Monday, March 27, 2023

3 graphic signs of financial stress


 - by New Deal democrat

The theme of my weekly “high frequency” economic indicators update over the weekend was the sudden deterioration in some measurements of financial stress.

Tomorrow we’ll find out that house prices as measured by both the FHFA and Case Shiller have decline further, and that increases are substantially lower than as measured by the CPI, and on Friday we’ll find out what two of the NBER’s important measurements: real personal income and spending, as well as real manufacturing and trade sales, are, but since today there’s no big news, let’s take a look at those financial stress indicators I mentioned above.

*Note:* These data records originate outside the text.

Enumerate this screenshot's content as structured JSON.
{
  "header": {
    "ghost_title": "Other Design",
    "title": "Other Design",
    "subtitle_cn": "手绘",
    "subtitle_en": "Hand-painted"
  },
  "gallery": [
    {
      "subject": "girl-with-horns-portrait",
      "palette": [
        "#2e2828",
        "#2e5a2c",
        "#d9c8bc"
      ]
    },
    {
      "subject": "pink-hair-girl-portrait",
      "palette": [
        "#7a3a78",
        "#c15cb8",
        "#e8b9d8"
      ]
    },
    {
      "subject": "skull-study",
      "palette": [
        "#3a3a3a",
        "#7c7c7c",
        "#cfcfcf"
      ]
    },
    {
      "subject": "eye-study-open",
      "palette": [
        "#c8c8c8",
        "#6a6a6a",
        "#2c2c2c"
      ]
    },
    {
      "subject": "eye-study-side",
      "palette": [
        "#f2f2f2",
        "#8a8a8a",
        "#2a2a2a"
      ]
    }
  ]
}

First, the Leverage subindex of the Chicago Fed’s Financial Conditions Index got bigly revised last week (from gold to red in the graph below), to show that leverage is now more restrictive than at any times not shortly before or during recessions (compared with the YoY change in the Fed funds rate, blue, for comparison):

This tells us that credit has actually been pretty tight for the last year, and especially the past few months.

Second, the St. Louis Fed’s Financial Stress index, which had been below zero, i.e., un-stressful as late as one week prior, suddenly shot up to levels not seen outside the last several recessions (see sliver at far right), except for the Long Term Capital Management crisis of 1998:

Third, in the past two weeks 2.3% of all deposits have been withdrawn from smaller commercial banks:

The only other time except for the past week that deposits YoY in commercial banks have been negative was in 1985-86:

If you have any significant money on deposit, whether in savings, checking, or money market accounts, you would do well to find out what the highest interest rate a bank in your area is paying for new money, and then march into your current bank and demand that they match that rate, or you will pull your money out. Especially if your bank has been piggish about continuing to pay almost non-existent interest, chances are very good you will get what you want.

It’s getting harder and harder to find any signs outside of employment that are not flashing warning signs of recession in the immediate future, if not already here.